‘Tis the season for holiday advertising. Most of the advertising is retail. Most of it is fairly predictable. How many biggest sales of the season can there be?
A friend sent a link to this ad created by St Matthews-in-the-City Church in New Zealand. Its honest portrayal of real emotions was refreshing after seeing too many contrived jewelry store commercials. (Who has money for a diamond necklace the day of signing on a new house? People who shop at Tiffany? Maybe. But Kay? Come on.)
One of the things that makes this ad remarkable is it takes something familiar and makes you see it in a slightly different, deeper way – a hallmark of great advertising.
No one really knows a lot about Mary. Many of us have heard her story what feels like a million times. But in all the telling and retelling, it still doesn’t feel like we have any sense of what she was like as a person. What we do know makes her seem different and distant. She lived over 2,000 years ago in a country many of us have never even visited. Where’s the common ground?
This ad succeeds because it overcomes differences and finds a common link that connects women throughout the world and history. Any woman who sees this ad, especially those who have experienced a Clearblue Easy moment, can imagine what she’s thinking and empathize with her. I’m going to be someone’s mom? It’s freaky. It’s overwhelming. It totally rocks your world. And we see all that in her expression.

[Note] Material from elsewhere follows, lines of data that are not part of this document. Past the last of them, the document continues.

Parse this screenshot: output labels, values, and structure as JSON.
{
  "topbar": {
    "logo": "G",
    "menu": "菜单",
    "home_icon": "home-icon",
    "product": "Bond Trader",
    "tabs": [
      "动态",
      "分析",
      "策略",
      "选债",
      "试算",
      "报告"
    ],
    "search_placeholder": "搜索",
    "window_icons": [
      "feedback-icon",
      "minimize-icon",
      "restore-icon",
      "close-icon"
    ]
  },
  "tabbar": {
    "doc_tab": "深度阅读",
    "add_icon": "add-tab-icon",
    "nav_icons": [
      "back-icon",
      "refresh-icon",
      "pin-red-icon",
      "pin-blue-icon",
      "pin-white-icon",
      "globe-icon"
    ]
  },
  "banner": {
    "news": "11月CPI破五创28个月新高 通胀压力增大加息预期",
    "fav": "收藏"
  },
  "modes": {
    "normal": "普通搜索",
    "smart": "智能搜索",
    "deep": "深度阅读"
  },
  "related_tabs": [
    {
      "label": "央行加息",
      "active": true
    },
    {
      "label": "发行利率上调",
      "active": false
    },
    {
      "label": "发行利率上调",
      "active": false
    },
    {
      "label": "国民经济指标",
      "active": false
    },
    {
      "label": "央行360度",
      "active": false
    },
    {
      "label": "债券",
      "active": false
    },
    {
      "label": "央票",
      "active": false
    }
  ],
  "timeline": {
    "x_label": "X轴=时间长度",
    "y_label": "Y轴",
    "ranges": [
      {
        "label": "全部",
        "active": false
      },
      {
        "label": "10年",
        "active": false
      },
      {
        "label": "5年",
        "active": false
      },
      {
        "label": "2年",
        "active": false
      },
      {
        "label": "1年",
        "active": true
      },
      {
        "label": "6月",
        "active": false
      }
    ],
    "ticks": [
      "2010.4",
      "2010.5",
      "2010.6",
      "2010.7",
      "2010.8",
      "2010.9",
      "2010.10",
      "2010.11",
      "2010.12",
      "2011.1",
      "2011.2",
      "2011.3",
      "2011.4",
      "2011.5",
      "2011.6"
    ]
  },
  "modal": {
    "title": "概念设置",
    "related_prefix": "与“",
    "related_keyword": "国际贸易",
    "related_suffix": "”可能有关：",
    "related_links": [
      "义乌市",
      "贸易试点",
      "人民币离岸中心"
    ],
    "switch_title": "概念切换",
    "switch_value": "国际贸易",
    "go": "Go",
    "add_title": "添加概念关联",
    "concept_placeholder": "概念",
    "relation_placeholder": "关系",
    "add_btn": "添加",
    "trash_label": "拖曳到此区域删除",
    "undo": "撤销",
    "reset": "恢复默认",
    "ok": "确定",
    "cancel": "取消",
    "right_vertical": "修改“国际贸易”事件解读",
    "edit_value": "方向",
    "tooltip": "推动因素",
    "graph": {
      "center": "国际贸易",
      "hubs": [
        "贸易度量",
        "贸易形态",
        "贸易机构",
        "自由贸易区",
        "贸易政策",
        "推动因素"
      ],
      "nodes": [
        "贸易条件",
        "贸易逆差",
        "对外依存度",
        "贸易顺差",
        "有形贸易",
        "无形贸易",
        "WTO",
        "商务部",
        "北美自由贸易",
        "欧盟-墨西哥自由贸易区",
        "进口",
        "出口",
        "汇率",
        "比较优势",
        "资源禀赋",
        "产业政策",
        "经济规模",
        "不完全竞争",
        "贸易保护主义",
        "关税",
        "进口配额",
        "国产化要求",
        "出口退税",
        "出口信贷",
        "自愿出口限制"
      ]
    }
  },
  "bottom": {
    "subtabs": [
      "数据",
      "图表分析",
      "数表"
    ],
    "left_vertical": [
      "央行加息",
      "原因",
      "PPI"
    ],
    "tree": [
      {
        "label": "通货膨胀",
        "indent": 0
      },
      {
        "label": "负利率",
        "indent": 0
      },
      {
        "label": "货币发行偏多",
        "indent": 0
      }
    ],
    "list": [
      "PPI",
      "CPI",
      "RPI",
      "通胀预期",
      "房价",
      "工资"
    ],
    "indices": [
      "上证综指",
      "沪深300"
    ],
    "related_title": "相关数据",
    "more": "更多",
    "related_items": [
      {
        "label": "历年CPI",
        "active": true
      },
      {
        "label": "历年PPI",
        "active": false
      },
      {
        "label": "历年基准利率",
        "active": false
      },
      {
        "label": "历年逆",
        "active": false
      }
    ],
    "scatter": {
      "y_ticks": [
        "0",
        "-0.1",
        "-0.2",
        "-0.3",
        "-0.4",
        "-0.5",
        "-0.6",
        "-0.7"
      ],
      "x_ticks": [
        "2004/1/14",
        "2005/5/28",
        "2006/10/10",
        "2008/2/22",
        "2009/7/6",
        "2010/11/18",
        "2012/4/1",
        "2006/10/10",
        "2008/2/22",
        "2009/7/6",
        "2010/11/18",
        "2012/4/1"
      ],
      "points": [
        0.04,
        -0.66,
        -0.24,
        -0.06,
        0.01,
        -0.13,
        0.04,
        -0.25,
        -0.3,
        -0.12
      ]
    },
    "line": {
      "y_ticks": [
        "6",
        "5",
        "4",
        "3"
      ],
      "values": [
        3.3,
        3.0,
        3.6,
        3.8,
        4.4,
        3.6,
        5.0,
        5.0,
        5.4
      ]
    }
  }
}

The use of the pregnancy test in this ad doesn’t so much make her seem modern as it makes her emotions feel timeless and universal. The years, cultural differences, distance and unknowns melt away, and we are in that moment with her.
The outdoor board has no copy. It doesn’t need it. It’s just a simple visual solution that, in mere moments, makes an emotional connection with the viewer. And that’s what great ads do. They uncover a universal
human truth. They find common ground. They make us feel something real and true.
Now, if only someone could tell that to Kay…